BEGIN Exercise data

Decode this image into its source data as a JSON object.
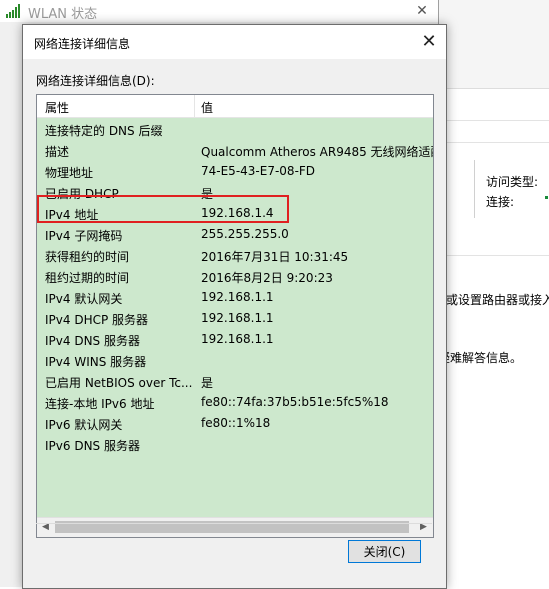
{
  "bg_window": {
    "title": "WLAN 状态"
  },
  "far_window": {
    "access_type_label": "访问类型:",
    "connection_label": "连接:",
    "text_router": "或设置路由器或接入",
    "text_troubleshoot": "疑难解答信息。"
  },
  "dialog": {
    "title": "网络连接详细信息",
    "list_label": "网络连接详细信息(D):",
    "columns": {
      "property": "属性",
      "value": "值"
    },
    "rows": [
      {
        "property": "连接特定的 DNS 后缀",
        "value": ""
      },
      {
        "property": "描述",
        "value": "Qualcomm Atheros AR9485 无线网络适配器"
      },
      {
        "property": "物理地址",
        "value": "74-E5-43-E7-08-FD"
      },
      {
        "property": "已启用 DHCP",
        "value": "是"
      },
      {
        "property": "IPv4 地址",
        "value": "192.168.1.4"
      },
      {
        "property": "IPv4 子网掩码",
        "value": "255.255.255.0"
      },
      {
        "property": "获得租约的时间",
        "value": "2016年7月31日 10:31:45"
      },
      {
        "property": "租约过期的时间",
        "value": "2016年8月2日 9:20:23"
      },
      {
        "property": "IPv4 默认网关",
        "value": "192.168.1.1"
      },
      {
        "property": "IPv4 DHCP 服务器",
        "value": "192.168.1.1"
      },
      {
        "property": "IPv4 DNS 服务器",
        "value": "192.168.1.1"
      },
      {
        "property": "IPv4 WINS 服务器",
        "value": ""
      },
      {
        "property": "已启用 NetBIOS over Tc...",
        "value": "是"
      },
      {
        "property": "连接-本地 IPv6 地址",
        "value": "fe80::74fa:37b5:b51e:5fc5%18"
      },
      {
        "property": "IPv6 默认网关",
        "value": "fe80::1%18"
      },
      {
        "property": "IPv6 DNS 服务器",
        "value": ""
      }
    ],
    "close_button": "关闭(C)"
  },
  "colors": {
    "list_background": "#cde8cd",
    "highlight_border": "#e02020",
    "button_focus_border": "#0078d7"
  },
  "icons": {
    "bg_window_icon": "wifi-signal-icon",
    "dialog_close": "close-icon",
    "bg_close": "close-icon"
  }
}
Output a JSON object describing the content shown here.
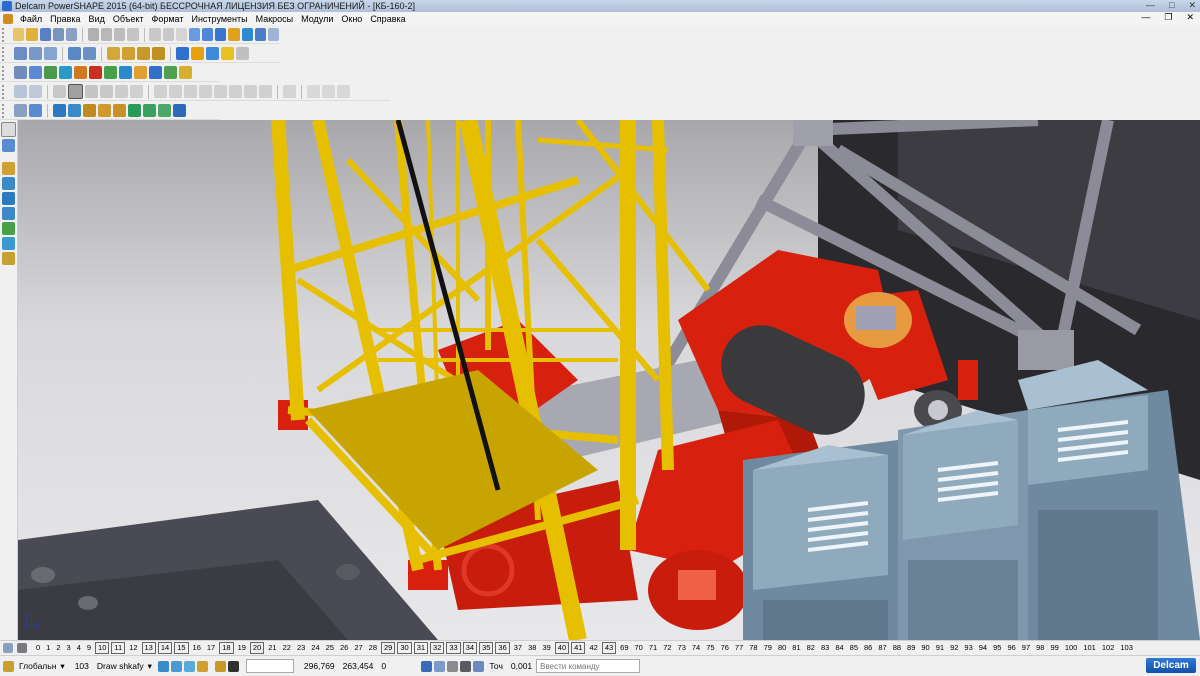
{
  "window": {
    "title": "Delcam PowerSHAPE 2015 (64-bit) БЕССРОЧНАЯ ЛИЦЕНЗИЯ БЕЗ ОГРАНИЧЕНИЙ - [КБ-160-2]"
  },
  "menu": [
    "Файл",
    "Правка",
    "Вид",
    "Объект",
    "Формат",
    "Инструменты",
    "Макросы",
    "Модули",
    "Окно",
    "Справка"
  ],
  "levels": [
    "0",
    "1",
    "2",
    "3",
    "4",
    "9",
    "10",
    "11",
    "12",
    "13",
    "14",
    "15",
    "16",
    "17",
    "18",
    "19",
    "20",
    "21",
    "22",
    "23",
    "24",
    "25",
    "26",
    "27",
    "28",
    "29",
    "30",
    "31",
    "32",
    "33",
    "34",
    "35",
    "36",
    "37",
    "38",
    "39",
    "40",
    "41",
    "42",
    "43",
    "69",
    "70",
    "71",
    "72",
    "73",
    "74",
    "75",
    "76",
    "77",
    "78",
    "79",
    "80",
    "81",
    "82",
    "83",
    "84",
    "85",
    "86",
    "87",
    "88",
    "89",
    "90",
    "91",
    "92",
    "93",
    "94",
    "95",
    "96",
    "97",
    "98",
    "99",
    "100",
    "101",
    "102",
    "103"
  ],
  "levels_boxed": [
    "10",
    "11",
    "13",
    "14",
    "15",
    "18",
    "20",
    "29",
    "30",
    "31",
    "32",
    "33",
    "34",
    "35",
    "36",
    "40",
    "41",
    "43"
  ],
  "status": {
    "workplane": "Глобальн",
    "level_num": "103",
    "level_name": "Draw shkafy",
    "coord_x": "296,769",
    "coord_y": "263,454",
    "coord_z": "0",
    "tolerance_label": "Точ",
    "tolerance_value": "0,001",
    "command_placeholder": "Ввести команду",
    "brand": "Delcam"
  },
  "colors": {
    "crane_yellow": "#e6c000",
    "winch_red": "#d8200e",
    "drum_dark": "#3a3a3c",
    "cabinet_blue": "#8fa9bd",
    "frame_grey": "#8c8c98"
  }
}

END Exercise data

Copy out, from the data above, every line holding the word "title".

    "title": "WLAN 状态"
    "title": "网络连接详细信息",
    "title": "Delcam PowerSHAPE 2015 (64-bit) БЕССРОЧНАЯ ЛИЦЕНЗИЯ БЕЗ ОГРАНИЧЕНИЙ - [КБ-160-2]"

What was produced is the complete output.